In Akhavan v Quinn Legal, 19 November 2013, the Isle of Man court dismissed a claim brought by a client against a law firm for the alleged negligence of its advocate at a trial in civil litigation. The case is interesting for its review of the authorities on advocates’ negligence and “loss of a chance” claims. It also discusses the degree of latitude which should be given to advocates in the conduct of court work (including the making of submissions and the handling of witnesses).
In Islamic Investment v Cains Advocates, 19 November 2013, the Isle of Man appellate court dismissed an appeal against an order striking out a claim for negligence and other economic torts against an Isle of Man law firm, arising out of the conduct of its advocacy on an application under section 61 of the Trustee Act 1961.
In AG v D, 7 December 2010, the Isle of Man Court of General Gaol Delivery had made various wasted costs orders against both the prosecution and defence advocates involved in interlocutory hearings and a trial in criminal proceedings.

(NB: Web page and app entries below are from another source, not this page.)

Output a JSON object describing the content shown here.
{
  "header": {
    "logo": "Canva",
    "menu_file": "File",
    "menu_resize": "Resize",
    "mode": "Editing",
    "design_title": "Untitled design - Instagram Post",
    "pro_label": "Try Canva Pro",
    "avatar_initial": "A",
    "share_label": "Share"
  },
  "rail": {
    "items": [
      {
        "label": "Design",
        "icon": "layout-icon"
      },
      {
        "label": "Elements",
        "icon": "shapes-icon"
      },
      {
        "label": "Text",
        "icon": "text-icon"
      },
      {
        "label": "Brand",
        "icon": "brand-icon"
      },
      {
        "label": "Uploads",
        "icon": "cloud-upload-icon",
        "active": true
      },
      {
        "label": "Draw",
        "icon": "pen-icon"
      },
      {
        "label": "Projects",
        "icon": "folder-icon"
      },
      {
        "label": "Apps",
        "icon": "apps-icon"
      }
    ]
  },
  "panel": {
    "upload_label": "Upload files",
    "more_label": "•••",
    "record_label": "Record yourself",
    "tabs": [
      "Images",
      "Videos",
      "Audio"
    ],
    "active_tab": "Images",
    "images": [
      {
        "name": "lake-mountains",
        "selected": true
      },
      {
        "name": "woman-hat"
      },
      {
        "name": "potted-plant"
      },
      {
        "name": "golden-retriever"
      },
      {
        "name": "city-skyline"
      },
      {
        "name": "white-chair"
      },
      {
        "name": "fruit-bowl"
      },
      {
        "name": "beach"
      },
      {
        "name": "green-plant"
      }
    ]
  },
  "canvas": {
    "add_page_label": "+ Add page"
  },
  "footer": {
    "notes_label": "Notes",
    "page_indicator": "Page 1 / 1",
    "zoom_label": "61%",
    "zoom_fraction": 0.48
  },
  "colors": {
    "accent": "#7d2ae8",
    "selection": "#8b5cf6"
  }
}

These wasted costs orders were quashed, on appeal to the High Court of Justice, by a judgment delivered by Deemster Doyle on 5 December 2012, in Taylor and Neale v Court of General Gaol Delivery. Deemster Doyle note that: “where wasted costs proceedings taking up many days of court time … and the judgments in the wasted costs proceedings cover over 260 pages … it is apparent that something has gone wrong”.
The Bermuda courts have also been busy dealing with lawyers’ liability issues, although mainly in cases of relatively modest value.
In Bermuda Investment Advisory Services Ltd v Aurelia Research (Bermuda) Limited  SC (Bda) 48 Civ, the Supreme Court of Bermuda made a wasted costs order against a Bermuda lawyer personally, and against his firm, relating to the negligent conduct of litigation. The Court was troubled by the question whether both the lawyer personally, and his firm, should be liable for the wasted costs order, but concluded that both were directly liable, jointly and severally, given the wording of the relevant Bermuda rules (RSC Order 62).
In Swan v Woolridge  SC (Bda) 9 Civ, the Supreme Court of Bermuda gave judgment in favour of a former client against her lawyer, in circumstances where the lawyer had charged the client an excessive amount of default interest, at the rate of 60% per year (or up to 69% per year, if compounded). The Judge’s findings were critical of the lawyer, rejecting his evidence, and describing his communications with his client as “misleading”. The Judge ordered repayment by the lawyer of all sums that had been overcharged, with interest at the statutory rate of 7%.
Similarly, in Harshaw v Reid  SC (Bda) 18 Civ, the Supreme Court of Bermuda dismissed a lawyer’s claim for unpaid fees against a former client, in circumstances where the lawyer sought to charge his client 18% per annum default interest. The Judge’s findings were critical of the lawyer, rejecting his evidence and describing his billing practices as “very deceptive and no doubt confusing”. The Judge also held, in dismissing the lawyer’s claim, that the client “did not receive value for the money she has been charged”, in that the lawyer had “failed to adequately advise” or “carry out [the client’s] instructions”, and “generally protracted the matter to the detriment of the [client]”.
It remains to be seen how an offshore Court will react to a “bet the house” professional negligence claim being asserted against one of the major “offshore magic circle” claims, but it can only be a matter of time before such a claim emerges for consideration.